**Task to carry out**
What lines in the data below mention the string "table"? Copy them out.
Segment Start: Records for processing
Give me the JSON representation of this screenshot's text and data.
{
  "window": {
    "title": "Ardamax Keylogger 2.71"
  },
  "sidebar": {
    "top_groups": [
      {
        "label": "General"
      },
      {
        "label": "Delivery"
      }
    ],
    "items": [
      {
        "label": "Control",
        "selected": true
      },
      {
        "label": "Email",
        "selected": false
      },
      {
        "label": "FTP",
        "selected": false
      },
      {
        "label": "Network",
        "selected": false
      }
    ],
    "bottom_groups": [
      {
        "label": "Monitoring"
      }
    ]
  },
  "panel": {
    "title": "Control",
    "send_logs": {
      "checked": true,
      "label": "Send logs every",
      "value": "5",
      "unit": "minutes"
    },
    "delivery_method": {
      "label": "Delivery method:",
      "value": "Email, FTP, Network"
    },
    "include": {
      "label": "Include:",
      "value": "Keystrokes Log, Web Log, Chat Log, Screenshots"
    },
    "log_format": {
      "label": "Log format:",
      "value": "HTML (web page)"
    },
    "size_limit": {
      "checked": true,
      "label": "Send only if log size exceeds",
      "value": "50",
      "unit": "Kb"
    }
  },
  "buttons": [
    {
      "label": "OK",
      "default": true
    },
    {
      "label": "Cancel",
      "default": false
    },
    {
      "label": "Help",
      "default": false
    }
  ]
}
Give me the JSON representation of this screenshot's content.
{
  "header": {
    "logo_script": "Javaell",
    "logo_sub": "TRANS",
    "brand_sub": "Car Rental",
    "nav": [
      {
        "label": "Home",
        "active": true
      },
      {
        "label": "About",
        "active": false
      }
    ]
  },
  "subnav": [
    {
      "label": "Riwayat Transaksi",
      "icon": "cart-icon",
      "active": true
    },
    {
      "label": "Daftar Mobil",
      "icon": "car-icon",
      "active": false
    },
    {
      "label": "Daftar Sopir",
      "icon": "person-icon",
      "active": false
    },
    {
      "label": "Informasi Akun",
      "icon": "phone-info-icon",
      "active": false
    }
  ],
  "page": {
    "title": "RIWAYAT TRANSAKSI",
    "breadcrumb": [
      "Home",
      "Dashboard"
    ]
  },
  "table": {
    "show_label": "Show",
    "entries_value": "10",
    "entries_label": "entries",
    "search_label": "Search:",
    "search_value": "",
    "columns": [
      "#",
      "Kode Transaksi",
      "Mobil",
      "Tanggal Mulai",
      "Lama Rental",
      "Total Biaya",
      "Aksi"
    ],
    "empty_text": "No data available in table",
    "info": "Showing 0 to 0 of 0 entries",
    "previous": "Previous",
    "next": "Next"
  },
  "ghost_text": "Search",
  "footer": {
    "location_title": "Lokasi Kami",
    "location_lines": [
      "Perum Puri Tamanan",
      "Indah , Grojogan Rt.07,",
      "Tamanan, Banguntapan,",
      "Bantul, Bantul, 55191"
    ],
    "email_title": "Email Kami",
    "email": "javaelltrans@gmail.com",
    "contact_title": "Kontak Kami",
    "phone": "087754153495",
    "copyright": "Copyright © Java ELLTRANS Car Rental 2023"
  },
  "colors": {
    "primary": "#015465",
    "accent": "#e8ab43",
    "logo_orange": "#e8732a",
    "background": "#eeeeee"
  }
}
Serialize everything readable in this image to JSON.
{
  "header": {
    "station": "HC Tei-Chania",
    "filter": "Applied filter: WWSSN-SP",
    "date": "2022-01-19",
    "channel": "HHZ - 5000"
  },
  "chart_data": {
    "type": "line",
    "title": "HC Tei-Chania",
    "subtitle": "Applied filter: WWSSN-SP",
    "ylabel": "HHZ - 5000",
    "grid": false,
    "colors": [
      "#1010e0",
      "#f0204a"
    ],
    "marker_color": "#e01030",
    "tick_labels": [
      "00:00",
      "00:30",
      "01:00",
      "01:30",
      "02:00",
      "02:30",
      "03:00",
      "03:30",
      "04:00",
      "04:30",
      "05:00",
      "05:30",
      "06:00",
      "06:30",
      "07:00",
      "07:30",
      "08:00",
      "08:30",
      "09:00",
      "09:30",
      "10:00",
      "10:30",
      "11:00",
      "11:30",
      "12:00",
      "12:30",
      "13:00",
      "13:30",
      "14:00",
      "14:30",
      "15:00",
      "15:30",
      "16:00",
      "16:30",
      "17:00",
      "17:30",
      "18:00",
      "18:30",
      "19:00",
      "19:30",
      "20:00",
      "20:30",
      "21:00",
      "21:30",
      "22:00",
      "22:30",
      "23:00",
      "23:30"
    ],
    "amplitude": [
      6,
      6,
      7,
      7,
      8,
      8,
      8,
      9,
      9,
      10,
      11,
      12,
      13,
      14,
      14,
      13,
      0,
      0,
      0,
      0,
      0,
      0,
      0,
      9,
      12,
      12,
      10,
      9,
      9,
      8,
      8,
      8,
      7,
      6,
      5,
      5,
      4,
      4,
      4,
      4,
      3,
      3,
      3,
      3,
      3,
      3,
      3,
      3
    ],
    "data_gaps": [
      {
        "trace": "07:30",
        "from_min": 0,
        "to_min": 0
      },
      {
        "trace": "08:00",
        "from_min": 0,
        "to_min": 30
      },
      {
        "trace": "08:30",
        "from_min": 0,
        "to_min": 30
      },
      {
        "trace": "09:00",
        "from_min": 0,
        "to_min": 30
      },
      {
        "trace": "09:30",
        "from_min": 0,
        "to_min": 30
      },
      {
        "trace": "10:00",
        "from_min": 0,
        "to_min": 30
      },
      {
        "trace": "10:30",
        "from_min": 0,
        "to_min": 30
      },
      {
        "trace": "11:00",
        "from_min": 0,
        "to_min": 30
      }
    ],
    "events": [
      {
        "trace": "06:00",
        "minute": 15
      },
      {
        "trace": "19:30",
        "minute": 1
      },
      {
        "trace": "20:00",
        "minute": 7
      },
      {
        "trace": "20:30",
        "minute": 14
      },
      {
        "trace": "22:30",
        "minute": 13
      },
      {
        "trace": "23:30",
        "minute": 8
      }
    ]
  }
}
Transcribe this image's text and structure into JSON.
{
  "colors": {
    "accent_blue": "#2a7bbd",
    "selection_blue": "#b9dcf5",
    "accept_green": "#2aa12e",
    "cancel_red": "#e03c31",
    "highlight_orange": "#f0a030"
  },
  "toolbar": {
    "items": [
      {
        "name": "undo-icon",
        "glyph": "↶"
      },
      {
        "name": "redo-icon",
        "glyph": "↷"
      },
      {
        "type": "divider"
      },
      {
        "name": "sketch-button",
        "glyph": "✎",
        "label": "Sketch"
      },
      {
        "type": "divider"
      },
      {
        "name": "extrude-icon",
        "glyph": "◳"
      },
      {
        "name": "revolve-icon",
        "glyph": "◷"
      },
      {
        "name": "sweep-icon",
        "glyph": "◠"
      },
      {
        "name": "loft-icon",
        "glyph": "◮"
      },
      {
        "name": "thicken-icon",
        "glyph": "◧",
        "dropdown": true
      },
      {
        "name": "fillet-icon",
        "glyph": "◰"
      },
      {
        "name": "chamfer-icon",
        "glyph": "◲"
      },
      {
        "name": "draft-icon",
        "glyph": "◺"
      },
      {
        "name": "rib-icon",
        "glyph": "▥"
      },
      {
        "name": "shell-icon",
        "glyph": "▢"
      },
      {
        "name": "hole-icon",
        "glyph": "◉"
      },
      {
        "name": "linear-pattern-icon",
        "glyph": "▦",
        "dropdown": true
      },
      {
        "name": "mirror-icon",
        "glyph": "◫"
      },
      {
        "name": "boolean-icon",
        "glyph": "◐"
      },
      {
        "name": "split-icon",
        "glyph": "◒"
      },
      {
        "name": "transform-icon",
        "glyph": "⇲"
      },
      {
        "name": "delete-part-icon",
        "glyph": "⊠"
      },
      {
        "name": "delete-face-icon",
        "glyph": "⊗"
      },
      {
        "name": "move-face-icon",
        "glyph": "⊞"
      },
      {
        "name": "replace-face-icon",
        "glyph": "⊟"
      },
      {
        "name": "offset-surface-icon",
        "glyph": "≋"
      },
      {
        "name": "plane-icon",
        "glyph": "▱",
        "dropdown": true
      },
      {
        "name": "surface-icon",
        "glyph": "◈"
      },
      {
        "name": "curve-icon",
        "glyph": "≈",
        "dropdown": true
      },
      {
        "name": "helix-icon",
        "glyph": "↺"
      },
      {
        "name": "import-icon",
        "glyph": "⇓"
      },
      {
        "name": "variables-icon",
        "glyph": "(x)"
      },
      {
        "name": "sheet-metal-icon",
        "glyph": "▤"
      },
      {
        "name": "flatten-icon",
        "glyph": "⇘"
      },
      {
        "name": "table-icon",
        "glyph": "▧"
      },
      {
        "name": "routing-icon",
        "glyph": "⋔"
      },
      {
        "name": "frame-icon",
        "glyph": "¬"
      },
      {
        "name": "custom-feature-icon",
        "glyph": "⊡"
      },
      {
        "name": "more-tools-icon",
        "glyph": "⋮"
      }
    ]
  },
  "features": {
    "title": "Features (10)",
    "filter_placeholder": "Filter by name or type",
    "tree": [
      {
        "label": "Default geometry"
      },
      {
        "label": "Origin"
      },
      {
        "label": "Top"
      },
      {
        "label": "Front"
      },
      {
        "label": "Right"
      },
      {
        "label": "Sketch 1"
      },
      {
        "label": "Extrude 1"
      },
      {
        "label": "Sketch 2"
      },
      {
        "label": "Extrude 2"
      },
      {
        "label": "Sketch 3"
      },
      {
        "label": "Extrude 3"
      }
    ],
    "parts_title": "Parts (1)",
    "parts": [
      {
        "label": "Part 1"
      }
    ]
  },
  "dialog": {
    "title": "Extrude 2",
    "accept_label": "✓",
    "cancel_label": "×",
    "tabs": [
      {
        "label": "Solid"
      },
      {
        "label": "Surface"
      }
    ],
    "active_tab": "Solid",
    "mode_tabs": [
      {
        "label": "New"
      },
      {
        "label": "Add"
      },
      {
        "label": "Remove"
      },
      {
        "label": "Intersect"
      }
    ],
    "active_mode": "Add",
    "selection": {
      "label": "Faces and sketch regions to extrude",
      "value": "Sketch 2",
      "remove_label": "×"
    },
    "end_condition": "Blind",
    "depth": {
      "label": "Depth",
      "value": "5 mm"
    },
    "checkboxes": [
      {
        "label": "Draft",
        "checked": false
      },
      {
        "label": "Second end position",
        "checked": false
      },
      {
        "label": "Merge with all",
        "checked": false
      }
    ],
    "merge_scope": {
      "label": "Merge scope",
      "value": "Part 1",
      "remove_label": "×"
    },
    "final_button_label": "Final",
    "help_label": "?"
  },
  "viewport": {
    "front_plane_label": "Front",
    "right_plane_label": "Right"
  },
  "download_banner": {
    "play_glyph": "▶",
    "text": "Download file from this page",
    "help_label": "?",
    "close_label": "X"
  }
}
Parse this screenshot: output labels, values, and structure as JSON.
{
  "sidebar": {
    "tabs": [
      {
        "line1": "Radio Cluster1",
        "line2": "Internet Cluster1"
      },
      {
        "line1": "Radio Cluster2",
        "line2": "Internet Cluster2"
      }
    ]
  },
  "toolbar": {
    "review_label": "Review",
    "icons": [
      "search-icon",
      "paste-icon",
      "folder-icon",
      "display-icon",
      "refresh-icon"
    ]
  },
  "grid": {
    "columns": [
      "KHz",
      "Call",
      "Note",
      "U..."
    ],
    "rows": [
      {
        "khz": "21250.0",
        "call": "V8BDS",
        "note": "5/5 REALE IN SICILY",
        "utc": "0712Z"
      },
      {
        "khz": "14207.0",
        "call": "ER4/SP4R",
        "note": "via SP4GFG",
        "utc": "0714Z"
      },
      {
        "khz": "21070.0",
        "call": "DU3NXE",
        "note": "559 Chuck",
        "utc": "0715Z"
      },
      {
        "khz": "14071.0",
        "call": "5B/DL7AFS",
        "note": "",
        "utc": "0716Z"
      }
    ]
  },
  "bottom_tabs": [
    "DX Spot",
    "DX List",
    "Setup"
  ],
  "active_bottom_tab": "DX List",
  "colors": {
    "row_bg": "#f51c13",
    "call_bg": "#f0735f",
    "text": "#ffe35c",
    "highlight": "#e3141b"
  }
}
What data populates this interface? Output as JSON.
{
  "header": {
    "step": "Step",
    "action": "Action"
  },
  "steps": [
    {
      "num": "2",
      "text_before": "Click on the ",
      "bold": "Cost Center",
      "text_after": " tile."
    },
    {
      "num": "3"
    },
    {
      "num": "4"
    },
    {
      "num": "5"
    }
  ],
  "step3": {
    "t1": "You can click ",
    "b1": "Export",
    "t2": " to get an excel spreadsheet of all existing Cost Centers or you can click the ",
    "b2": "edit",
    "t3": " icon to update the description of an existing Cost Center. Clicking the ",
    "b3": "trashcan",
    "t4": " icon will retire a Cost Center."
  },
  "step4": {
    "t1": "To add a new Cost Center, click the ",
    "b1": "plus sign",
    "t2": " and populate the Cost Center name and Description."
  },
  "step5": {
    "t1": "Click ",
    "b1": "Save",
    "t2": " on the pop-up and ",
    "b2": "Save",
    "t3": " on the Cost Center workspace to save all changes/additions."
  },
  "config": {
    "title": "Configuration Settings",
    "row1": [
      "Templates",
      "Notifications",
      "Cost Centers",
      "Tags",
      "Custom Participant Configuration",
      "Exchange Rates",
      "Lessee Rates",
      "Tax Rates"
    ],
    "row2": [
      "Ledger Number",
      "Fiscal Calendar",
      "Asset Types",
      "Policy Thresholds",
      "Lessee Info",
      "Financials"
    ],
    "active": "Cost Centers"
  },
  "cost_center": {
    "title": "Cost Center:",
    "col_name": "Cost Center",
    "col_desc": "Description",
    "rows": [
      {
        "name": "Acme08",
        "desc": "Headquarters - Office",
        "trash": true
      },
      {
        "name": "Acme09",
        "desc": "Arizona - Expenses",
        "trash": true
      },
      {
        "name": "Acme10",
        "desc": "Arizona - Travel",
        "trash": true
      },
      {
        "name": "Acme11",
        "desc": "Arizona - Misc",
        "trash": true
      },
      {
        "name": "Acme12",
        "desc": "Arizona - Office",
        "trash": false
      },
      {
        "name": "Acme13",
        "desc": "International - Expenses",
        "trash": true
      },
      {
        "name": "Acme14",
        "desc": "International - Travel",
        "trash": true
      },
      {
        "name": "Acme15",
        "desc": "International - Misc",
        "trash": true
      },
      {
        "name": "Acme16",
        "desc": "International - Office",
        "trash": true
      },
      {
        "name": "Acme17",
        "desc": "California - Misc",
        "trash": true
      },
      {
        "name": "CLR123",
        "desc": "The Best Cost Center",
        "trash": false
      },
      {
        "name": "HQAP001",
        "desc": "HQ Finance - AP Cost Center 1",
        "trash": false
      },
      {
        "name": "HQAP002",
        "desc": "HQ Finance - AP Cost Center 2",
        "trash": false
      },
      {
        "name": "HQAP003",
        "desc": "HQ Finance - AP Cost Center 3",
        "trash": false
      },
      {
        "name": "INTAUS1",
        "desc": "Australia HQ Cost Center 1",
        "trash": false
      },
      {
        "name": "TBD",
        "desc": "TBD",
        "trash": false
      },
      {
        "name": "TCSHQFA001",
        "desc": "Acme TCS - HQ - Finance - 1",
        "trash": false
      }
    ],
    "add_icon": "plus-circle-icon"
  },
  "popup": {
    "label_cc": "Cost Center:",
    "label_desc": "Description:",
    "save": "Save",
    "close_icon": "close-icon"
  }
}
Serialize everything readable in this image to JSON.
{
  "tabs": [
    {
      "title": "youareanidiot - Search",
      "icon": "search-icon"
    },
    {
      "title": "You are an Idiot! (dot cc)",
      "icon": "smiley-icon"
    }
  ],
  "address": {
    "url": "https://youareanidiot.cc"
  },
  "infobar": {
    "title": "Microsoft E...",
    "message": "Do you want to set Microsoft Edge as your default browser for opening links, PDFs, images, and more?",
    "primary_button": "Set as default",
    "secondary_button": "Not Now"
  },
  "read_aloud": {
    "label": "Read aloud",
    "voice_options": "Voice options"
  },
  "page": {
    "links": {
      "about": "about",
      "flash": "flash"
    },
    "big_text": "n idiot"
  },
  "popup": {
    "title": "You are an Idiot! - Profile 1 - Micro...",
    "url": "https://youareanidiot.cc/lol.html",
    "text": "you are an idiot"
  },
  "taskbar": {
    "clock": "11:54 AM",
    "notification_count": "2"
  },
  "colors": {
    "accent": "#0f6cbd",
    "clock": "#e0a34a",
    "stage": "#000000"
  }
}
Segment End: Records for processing
**Task output**
  "table": {
    "empty_text": "No data available in table",
        "name": "table-icon",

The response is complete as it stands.